(Source data)

────────────────

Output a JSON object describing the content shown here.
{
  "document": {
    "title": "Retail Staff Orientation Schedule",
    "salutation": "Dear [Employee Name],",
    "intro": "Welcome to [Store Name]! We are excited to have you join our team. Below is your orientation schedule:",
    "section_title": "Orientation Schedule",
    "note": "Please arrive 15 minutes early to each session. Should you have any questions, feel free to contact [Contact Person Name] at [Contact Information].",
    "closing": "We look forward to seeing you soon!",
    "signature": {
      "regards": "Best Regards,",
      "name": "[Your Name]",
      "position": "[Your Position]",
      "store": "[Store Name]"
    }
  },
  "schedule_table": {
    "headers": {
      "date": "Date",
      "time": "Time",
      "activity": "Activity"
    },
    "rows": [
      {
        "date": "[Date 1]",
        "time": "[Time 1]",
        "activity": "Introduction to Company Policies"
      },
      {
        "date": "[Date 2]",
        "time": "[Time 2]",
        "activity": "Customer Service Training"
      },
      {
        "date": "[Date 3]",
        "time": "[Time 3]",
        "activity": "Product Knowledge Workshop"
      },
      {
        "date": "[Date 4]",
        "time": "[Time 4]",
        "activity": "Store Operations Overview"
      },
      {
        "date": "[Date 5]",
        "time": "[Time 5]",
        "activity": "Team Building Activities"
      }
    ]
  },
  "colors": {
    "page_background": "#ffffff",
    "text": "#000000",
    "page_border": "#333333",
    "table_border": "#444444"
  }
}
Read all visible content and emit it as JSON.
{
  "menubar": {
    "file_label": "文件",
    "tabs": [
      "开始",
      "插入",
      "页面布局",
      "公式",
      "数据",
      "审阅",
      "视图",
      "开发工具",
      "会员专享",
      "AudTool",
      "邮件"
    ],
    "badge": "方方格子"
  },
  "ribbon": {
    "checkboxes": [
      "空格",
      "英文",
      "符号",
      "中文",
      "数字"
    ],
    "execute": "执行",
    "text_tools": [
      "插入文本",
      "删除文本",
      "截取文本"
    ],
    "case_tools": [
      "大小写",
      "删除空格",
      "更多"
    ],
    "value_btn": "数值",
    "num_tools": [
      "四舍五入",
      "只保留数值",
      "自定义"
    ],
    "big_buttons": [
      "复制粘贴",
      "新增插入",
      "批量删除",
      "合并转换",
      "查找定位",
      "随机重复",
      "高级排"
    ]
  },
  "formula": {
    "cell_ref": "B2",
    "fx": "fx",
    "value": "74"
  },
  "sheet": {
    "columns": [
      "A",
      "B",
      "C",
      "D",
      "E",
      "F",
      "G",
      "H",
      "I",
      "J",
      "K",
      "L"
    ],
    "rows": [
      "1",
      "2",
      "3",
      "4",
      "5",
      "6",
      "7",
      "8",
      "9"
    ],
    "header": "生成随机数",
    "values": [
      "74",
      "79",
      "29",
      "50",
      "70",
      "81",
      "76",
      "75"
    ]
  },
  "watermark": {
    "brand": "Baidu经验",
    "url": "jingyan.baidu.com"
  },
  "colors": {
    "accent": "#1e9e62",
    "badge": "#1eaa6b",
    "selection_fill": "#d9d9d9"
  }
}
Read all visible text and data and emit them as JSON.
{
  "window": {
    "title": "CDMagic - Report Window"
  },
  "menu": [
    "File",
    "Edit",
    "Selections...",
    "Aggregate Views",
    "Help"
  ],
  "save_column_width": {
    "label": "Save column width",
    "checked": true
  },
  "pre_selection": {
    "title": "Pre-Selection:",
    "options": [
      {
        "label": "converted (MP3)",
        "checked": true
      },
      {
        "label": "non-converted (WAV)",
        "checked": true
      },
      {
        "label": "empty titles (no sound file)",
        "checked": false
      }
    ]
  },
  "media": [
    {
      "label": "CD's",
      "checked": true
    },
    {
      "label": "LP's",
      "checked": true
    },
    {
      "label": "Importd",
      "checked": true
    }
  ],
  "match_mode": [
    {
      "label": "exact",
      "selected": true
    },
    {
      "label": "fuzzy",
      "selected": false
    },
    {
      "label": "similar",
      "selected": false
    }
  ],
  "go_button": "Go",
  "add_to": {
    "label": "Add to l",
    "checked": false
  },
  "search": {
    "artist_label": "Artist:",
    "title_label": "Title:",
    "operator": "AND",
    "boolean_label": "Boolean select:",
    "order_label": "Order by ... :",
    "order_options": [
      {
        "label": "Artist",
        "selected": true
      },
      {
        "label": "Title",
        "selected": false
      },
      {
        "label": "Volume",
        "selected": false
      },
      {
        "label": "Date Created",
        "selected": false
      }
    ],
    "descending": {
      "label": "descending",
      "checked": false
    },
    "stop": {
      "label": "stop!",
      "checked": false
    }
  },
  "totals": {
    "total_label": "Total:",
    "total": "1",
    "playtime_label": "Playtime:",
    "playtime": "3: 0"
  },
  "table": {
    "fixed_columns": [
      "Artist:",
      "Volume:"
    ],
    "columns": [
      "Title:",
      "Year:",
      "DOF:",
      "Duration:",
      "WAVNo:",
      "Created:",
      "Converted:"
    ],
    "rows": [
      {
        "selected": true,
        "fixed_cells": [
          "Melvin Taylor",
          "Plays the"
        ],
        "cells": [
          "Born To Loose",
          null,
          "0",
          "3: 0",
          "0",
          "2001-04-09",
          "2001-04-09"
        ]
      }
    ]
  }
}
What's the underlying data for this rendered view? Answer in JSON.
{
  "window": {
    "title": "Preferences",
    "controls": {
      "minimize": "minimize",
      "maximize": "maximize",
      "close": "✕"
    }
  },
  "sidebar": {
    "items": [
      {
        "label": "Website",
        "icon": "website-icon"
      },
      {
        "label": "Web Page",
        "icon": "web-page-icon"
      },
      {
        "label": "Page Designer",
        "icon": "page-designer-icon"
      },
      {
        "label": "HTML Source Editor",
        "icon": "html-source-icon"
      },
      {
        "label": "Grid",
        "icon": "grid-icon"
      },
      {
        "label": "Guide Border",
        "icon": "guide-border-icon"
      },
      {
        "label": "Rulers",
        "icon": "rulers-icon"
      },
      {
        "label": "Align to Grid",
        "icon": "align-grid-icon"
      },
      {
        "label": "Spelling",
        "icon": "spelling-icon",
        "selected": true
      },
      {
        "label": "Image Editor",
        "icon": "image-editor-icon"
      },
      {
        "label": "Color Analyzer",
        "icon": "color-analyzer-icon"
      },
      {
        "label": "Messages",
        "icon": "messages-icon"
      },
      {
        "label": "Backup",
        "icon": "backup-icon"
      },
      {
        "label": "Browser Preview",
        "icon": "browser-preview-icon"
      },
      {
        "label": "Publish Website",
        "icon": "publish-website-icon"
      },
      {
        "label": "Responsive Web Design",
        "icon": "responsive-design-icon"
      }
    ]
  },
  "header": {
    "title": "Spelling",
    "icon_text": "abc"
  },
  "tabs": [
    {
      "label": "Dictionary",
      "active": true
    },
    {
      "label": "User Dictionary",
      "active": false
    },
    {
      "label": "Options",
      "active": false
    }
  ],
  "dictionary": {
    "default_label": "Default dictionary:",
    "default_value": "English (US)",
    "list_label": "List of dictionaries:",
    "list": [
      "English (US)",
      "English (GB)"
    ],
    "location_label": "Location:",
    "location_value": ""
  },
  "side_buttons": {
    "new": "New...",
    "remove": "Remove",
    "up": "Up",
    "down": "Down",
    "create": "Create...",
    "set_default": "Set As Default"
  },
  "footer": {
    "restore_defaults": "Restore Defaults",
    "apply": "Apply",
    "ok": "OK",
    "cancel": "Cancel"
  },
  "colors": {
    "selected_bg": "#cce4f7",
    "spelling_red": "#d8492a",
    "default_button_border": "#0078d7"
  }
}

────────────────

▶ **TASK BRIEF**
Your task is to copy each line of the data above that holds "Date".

▶ **REPLY TO THE EXERCISE**
      "date": "Date",
        "date": "[Date 1]",
        "date": "[Date 2]",
        "date": "[Date 3]",
        "date": "[Date 4]",
        "date": "[Date 5]",
        "label": "Date Created",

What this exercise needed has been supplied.